A track designed and constructed in conformity with these conditions is illustrated in the drawings accompanying this chapter. Fig. 132 is a plan of a section of straight track joined and secured to a 90-degree curve. Fig. 133 is a section of straight track in connection with a left-hand switch. Fig. 134 is a cross-section of the straight track, on an enlarged scale. Fig. 135 is a cross-section of curved track, also on an enlarged scale. All of these views show the track and its supporting timbers as arranged and laid in the shop yards. Fig. 136 is a cross-section on a still larger scale, showing the relation of the straight track and a portion of the rim of a car wheel. Fig. 137 is a similar section showing the position of the wheel on the outer rail of a curve.
Upon a straight track it is a simple matter to construct wheels or track that will run properly and work freely without undue friction or grinding upon the edges of the rails.
When the curves are considered quite a different problem presents itself.
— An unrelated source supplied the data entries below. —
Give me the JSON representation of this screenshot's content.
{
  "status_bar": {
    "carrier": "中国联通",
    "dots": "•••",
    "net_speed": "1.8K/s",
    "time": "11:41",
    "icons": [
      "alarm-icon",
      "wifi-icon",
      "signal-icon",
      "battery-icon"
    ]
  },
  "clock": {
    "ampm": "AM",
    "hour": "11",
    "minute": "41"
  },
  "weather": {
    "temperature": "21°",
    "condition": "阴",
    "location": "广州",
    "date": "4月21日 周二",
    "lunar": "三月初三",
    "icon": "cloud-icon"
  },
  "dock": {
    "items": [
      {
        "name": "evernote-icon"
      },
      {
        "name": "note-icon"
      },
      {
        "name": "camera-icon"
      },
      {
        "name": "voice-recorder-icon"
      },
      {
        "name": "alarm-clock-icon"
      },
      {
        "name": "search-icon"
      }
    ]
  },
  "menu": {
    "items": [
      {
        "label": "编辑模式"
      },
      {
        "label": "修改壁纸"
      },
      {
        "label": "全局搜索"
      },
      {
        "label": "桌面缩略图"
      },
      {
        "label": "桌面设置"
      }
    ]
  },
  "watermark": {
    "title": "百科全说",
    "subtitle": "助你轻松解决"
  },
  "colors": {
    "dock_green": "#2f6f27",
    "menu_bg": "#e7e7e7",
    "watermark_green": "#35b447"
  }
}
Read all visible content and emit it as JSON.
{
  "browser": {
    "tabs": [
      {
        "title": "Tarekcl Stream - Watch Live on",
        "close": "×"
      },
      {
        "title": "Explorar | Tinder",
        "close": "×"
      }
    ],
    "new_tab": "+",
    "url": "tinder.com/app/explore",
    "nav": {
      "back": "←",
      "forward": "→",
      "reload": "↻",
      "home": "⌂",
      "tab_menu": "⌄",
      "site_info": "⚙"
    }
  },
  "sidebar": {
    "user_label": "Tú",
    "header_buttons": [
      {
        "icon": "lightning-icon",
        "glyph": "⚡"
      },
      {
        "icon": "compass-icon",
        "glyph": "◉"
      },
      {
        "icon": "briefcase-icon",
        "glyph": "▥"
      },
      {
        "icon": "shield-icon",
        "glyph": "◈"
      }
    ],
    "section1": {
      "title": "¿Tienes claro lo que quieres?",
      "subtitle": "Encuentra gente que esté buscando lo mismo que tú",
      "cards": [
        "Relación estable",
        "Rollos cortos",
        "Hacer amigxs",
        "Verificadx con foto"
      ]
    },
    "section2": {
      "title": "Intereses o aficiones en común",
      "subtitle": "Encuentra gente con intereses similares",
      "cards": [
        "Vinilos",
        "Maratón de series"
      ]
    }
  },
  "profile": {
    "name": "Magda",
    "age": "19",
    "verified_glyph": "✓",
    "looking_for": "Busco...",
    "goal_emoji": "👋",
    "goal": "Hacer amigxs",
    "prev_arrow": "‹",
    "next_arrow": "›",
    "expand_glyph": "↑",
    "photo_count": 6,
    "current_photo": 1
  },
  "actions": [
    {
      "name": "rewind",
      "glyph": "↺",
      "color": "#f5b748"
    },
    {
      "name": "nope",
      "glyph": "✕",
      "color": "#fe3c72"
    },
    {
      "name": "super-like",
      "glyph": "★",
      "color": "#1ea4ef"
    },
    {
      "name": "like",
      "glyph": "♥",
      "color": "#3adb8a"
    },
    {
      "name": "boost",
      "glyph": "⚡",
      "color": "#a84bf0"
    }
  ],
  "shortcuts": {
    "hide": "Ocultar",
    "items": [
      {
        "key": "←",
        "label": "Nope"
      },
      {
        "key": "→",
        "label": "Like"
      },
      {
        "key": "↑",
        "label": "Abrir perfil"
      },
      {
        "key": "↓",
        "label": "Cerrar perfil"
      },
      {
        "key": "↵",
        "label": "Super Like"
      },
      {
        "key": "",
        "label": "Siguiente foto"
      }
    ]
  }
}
The outer rail upon a curve being considerably longer than the inner rail, means must be provided for compensating for this difference so that there may be no slipping of either wheel of the car when passing around the curve, in the case of the usual four-wheeled cars whose wheel axles are journaled in fixed boxes. To provide for this condition the groove in the track is considerably widened, whereby the wheel flange may have ample space to run from side to side. The wheel is constructed with an inclined face, representing a short section of a cone. It is considerably wider than the portion of the track upon which it runs, as will be seen by referring to Figs. 136 and 137. The action of this arrangement is as follows: When running on a straight track the position of the wheels on the track will naturally be midway, in consequence of the reversed position of the inclined tread of the wheels. When the car arrives at a curve the natural tendency is toward the outer rail. This tendency will throw the outer wheel up on its largest diameter and at the same time bring the bearing of the wheel on the inside of the curve to its smallest diameter. This variation of diameters will be sufficient to compensate for the increased length of the rail on the outer side of the curve and the car will run smoothly around it. The difference between the width of the groove in the straight track and that on the curves is arranged for by narrowing the groove in the curved track to the proper width in the final 8 or 10 inches from the end where it joins the straight track. The dimensions of the track are given in Figs. 136 and 137.